Online Defamation Just Got a Lot More Expensive

There are some nasty people out there who will go to any length to assassinate another's character. In the old days, such slander took some effort and time. Now all you do is type for a few seconds, hit send and you can defame someone from Chile to Africa.

There are some nasty people out there who will go to any length to assassinate another's character. In the old days, such slander took some effort and time. Now all you do is type for a few seconds, hit send and you can defame someone from Chile to Africa.


The highest court in Ontario has apparently had enough of this. The Court of Appeal just upheld a recent trial award - a whopping $700,000 against a couple of businessmen who repeatedly defamed an accountant. It is high time. In an age where digital reputation can make or break you, it is about time that the courts caught up. 


The facts in this case were completely over the top, with unrelenting social media posts going on for a very long time. They called the poor accountant a thief, and said he deserved to be behind bars. Of crucial importance, the court held that you do not need to prove actual financial losses from such slander; the courts can and will infer such losses. After all, you will never know about the potential customer who did not call you because she saw a lie about you online.


Over on the West Coast, a British Columbia court recently got into the same spirit of things. A bride refused to pay a photographer for her work, the photographer sued her successfully in small claims court and Bridezilla went on to utterly destroy the poor lady over the internet. I hope the bride saved up a little after the honeymoon, because this piece of character assassination cost her $115,000 plus legal costs. 

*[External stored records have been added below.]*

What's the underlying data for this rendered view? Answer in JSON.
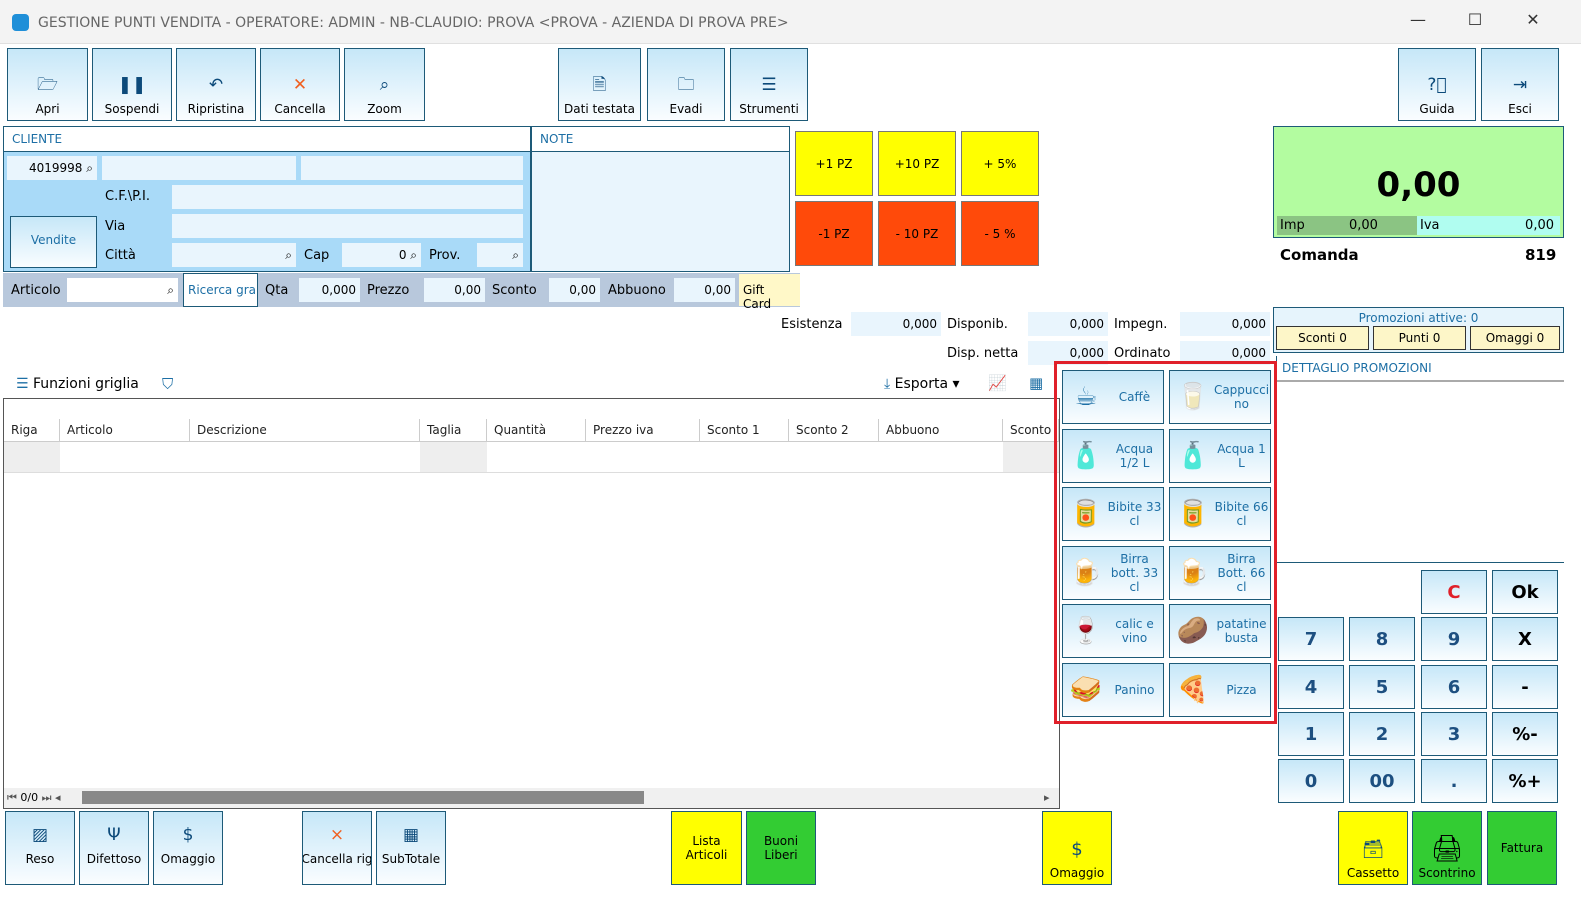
{
  "window": {
    "title": "GESTIONE PUNTI VENDITA - OPERATORE: ADMIN - NB-CLAUDIO: PROVA <PROVA - AZIENDA DI PROVA PRE>",
    "minimize": "—",
    "maximize": "☐",
    "close": "✕"
  },
  "toolbar": {
    "apri": "Apri",
    "sospendi": "Sospendi",
    "ripristina": "Ripristina",
    "cancella": "Cancella",
    "zoom": "Zoom",
    "dati_testata": "Dati testata",
    "evadi": "Evadi",
    "strumenti": "Strumenti",
    "guida": "Guida",
    "esci": "Esci"
  },
  "cliente": {
    "header": "CLIENTE",
    "code": "4019998",
    "cf_label": "C.F.\\P.I.",
    "via_label": "Via",
    "citta_label": "Città",
    "cap_label": "Cap",
    "cap_value": "0",
    "prov_label": "Prov.",
    "vendite": "Vendite"
  },
  "note": {
    "header": "NOTE"
  },
  "quick": {
    "plus1": "+1 PZ",
    "plus10": "+10 PZ",
    "plus5p": "+ 5%",
    "minus1": "-1 PZ",
    "minus10": "- 10 PZ",
    "minus5p": "- 5 %"
  },
  "totale": {
    "value": "0,00",
    "imp_label": "Imp",
    "imp_value": "0,00",
    "iva_label": "Iva",
    "iva_value": "0,00",
    "comanda_label": "Comanda",
    "comanda_value": "819"
  },
  "articolo_bar": {
    "articolo": "Articolo",
    "ricerca": "Ricerca gra",
    "qta": "Qta",
    "qta_value": "0,000",
    "prezzo": "Prezzo",
    "prezzo_value": "0,00",
    "sconto": "Sconto",
    "sconto_value": "0,00",
    "abbuono": "Abbuono",
    "abbuono_value": "0,00",
    "gift": "Gift Card"
  },
  "stock": {
    "esistenza": "Esistenza",
    "esistenza_v": "0,000",
    "disponib": "Disponib.",
    "disponib_v": "0,000",
    "impegn": "Impegn.",
    "impegn_v": "0,000",
    "disp_netta": "Disp. netta",
    "disp_netta_v": "0,000",
    "ordinato": "Ordinato",
    "ordinato_v": "0,000"
  },
  "promo": {
    "title": "Promozioni attive: 0",
    "sconti": "Sconti 0",
    "punti": "Punti 0",
    "omaggi": "Omaggi 0",
    "dettaglio": "DETTAGLIO PROMOZIONI"
  },
  "grid": {
    "funzioni": "Funzioni griglia",
    "esporta": "Esporta",
    "columns": [
      "Riga",
      "Articolo",
      "Descrizione",
      "Taglia",
      "Quantità",
      "Prezzo iva",
      "Sconto 1",
      "Sconto 2",
      "Abbuono",
      "Sconto"
    ],
    "pager": "0/0"
  },
  "products": [
    {
      "label": "Caffè",
      "icon": "☕"
    },
    {
      "label": "Cappucci no",
      "icon": "🥛"
    },
    {
      "label": "Acqua 1/2 L",
      "icon": "🧴"
    },
    {
      "label": "Acqua 1 L",
      "icon": "🧴"
    },
    {
      "label": "Bibite 33 cl",
      "icon": "🥫"
    },
    {
      "label": "Bibite 66 cl",
      "icon": "🥫"
    },
    {
      "label": "Birra bott. 33 cl",
      "icon": "🍺"
    },
    {
      "label": "Birra Bott. 66 cl",
      "icon": "🍺"
    },
    {
      "label": "calic e vino",
      "icon": "🍷"
    },
    {
      "label": "patatine busta",
      "icon": "🥔"
    },
    {
      "label": "Panino",
      "icon": "🥪"
    },
    {
      "label": "Pizza",
      "icon": "🍕"
    }
  ],
  "keypad": [
    [
      "",
      "",
      "C",
      "Ok"
    ],
    [
      "7",
      "8",
      "9",
      "X"
    ],
    [
      "4",
      "5",
      "6",
      "-"
    ],
    [
      "1",
      "2",
      "3",
      "%-"
    ],
    [
      "0",
      "00",
      ".",
      "%+"
    ]
  ],
  "bottom": {
    "reso": "Reso",
    "difettoso": "Difettoso",
    "omaggio": "Omaggio",
    "cancella_riga": "Cancella rig",
    "subtotale": "SubTotale",
    "lista_articoli": "Lista Articoli",
    "buoni_liberi": "Buoni Liberi",
    "omaggio2": "Omaggio",
    "cassetto": "Cassetto",
    "scontrino": "Scontrino",
    "fattura": "Fattura"
  },
  "colors": {
    "yellow": "#ffff00",
    "orange_red": "#ff4a0a",
    "green": "#33cc33",
    "total_bg": "#b3fca0",
    "highlight": "#e0202a"
  }
}
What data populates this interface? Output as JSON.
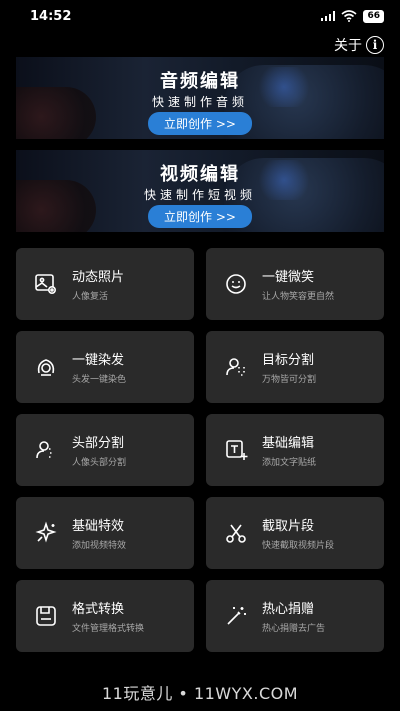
{
  "status_bar": {
    "time": "14:52",
    "battery": "66"
  },
  "top_bar": {
    "about_label": "关于"
  },
  "banners": [
    {
      "title": "音频编辑",
      "subtitle": "快速制作音频",
      "button": "立即创作 >>"
    },
    {
      "title": "视频编辑",
      "subtitle": "快速制作短视频",
      "button": "立即创作 >>"
    }
  ],
  "features": [
    {
      "title": "动态照片",
      "subtitle": "人像复活",
      "icon": "photo-icon"
    },
    {
      "title": "一键微笑",
      "subtitle": "让人物笑容更自然",
      "icon": "smile-icon"
    },
    {
      "title": "一键染发",
      "subtitle": "头发一键染色",
      "icon": "hair-dye-icon"
    },
    {
      "title": "目标分割",
      "subtitle": "万物皆可分割",
      "icon": "target-split-icon"
    },
    {
      "title": "头部分割",
      "subtitle": "人像头部分割",
      "icon": "head-split-icon"
    },
    {
      "title": "基础编辑",
      "subtitle": "添加文字贴纸",
      "icon": "text-add-icon"
    },
    {
      "title": "基础特效",
      "subtitle": "添加视频特效",
      "icon": "sparkle-icon"
    },
    {
      "title": "截取片段",
      "subtitle": "快速截取视频片段",
      "icon": "scissors-icon"
    },
    {
      "title": "格式转换",
      "subtitle": "文件管理格式转换",
      "icon": "save-icon"
    },
    {
      "title": "热心捐赠",
      "subtitle": "热心捐赠去广告",
      "icon": "magic-wand-icon"
    }
  ],
  "watermark": "11玩意儿 • 11WYX.COM"
}
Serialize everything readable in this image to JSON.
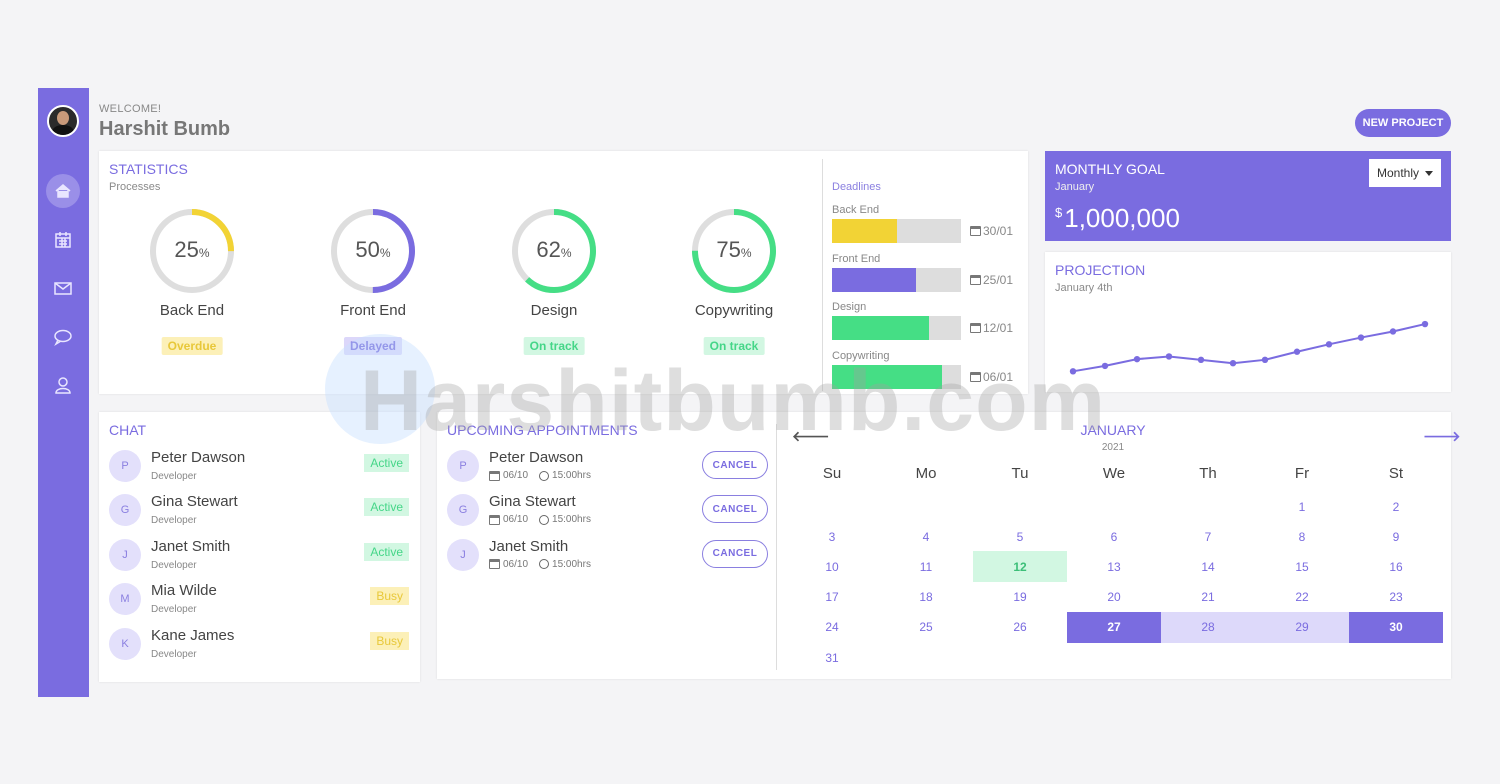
{
  "header": {
    "welcome": "WELCOME!",
    "user_name": "Harshit Bumb",
    "new_project_label": "NEW PROJECT"
  },
  "sidebar": {
    "items": [
      {
        "icon": "home-icon",
        "active": true
      },
      {
        "icon": "calendar-icon"
      },
      {
        "icon": "mail-icon"
      },
      {
        "icon": "chat-icon"
      },
      {
        "icon": "user-icon"
      }
    ]
  },
  "statistics": {
    "title": "STATISTICS",
    "subtitle": "Processes",
    "processes": [
      {
        "name": "Back End",
        "percent": "25",
        "value": 25,
        "status": "Overdue",
        "color": "#f2d335"
      },
      {
        "name": "Front End",
        "percent": "50",
        "value": 50,
        "status": "Delayed",
        "color": "#7a6ce0"
      },
      {
        "name": "Design",
        "percent": "62",
        "value": 62,
        "status": "On track",
        "color": "#45de85"
      },
      {
        "name": "Copywriting",
        "percent": "75",
        "value": 75,
        "status": "On track",
        "color": "#45de85"
      }
    ],
    "percent_sign": "%",
    "deadlines_title": "Deadlines",
    "deadlines": [
      {
        "name": "Back End",
        "progress": 0.5,
        "date": "30/01",
        "color": "#f2d335"
      },
      {
        "name": "Front End",
        "progress": 0.65,
        "date": "25/01",
        "color": "#7a6ce0"
      },
      {
        "name": "Design",
        "progress": 0.75,
        "date": "12/01",
        "color": "#45de85"
      },
      {
        "name": "Copywriting",
        "progress": 0.85,
        "date": "06/01",
        "color": "#45de85"
      }
    ]
  },
  "monthly_goal": {
    "title": "MONTHLY GOAL",
    "subtitle": "January",
    "currency": "$",
    "amount": "1,000,000",
    "select_value": "Monthly"
  },
  "projection": {
    "title": "PROJECTION",
    "subtitle": "January 4th",
    "chart_data": {
      "type": "line",
      "values": [
        4,
        12,
        22,
        26,
        21,
        16,
        21,
        33,
        44,
        54,
        63,
        74
      ]
    }
  },
  "chat": {
    "title": "CHAT",
    "people": [
      {
        "initial": "P",
        "name": "Peter Dawson",
        "role": "Developer",
        "status": "Active"
      },
      {
        "initial": "G",
        "name": "Gina Stewart",
        "role": "Developer",
        "status": "Active"
      },
      {
        "initial": "J",
        "name": "Janet Smith",
        "role": "Developer",
        "status": "Active"
      },
      {
        "initial": "M",
        "name": "Mia Wilde",
        "role": "Developer",
        "status": "Busy"
      },
      {
        "initial": "K",
        "name": "Kane James",
        "role": "Developer",
        "status": "Busy"
      }
    ]
  },
  "appointments": {
    "title": "UPCOMING APPOINTMENTS",
    "cancel_label": "CANCEL",
    "items": [
      {
        "initial": "P",
        "name": "Peter Dawson",
        "date": "06/10",
        "time": "15:00hrs"
      },
      {
        "initial": "G",
        "name": "Gina Stewart",
        "date": "06/10",
        "time": "15:00hrs"
      },
      {
        "initial": "J",
        "name": "Janet Smith",
        "date": "06/10",
        "time": "15:00hrs"
      }
    ]
  },
  "calendar": {
    "month": "JANUARY",
    "year": "2021",
    "prev_arrow": "🡐",
    "next_arrow": "🡒",
    "weekdays": [
      "Su",
      "Mo",
      "Tu",
      "We",
      "Th",
      "Fr",
      "St"
    ],
    "days": [
      "",
      "",
      "",
      "",
      "",
      "1",
      "2",
      "3",
      "4",
      "5",
      "6",
      "7",
      "8",
      "9",
      "10",
      "11",
      "12",
      "13",
      "14",
      "15",
      "16",
      "17",
      "18",
      "19",
      "20",
      "21",
      "22",
      "23",
      "24",
      "25",
      "26",
      "27",
      "28",
      "29",
      "30",
      "31"
    ],
    "today": "12",
    "range_start": "27",
    "range_end": "30"
  },
  "watermark": "Harshitbumb.com"
}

Truth remains an absolute defence, of course. But for those nasty internet trolls who go out to destroy someone's good name, their time is up.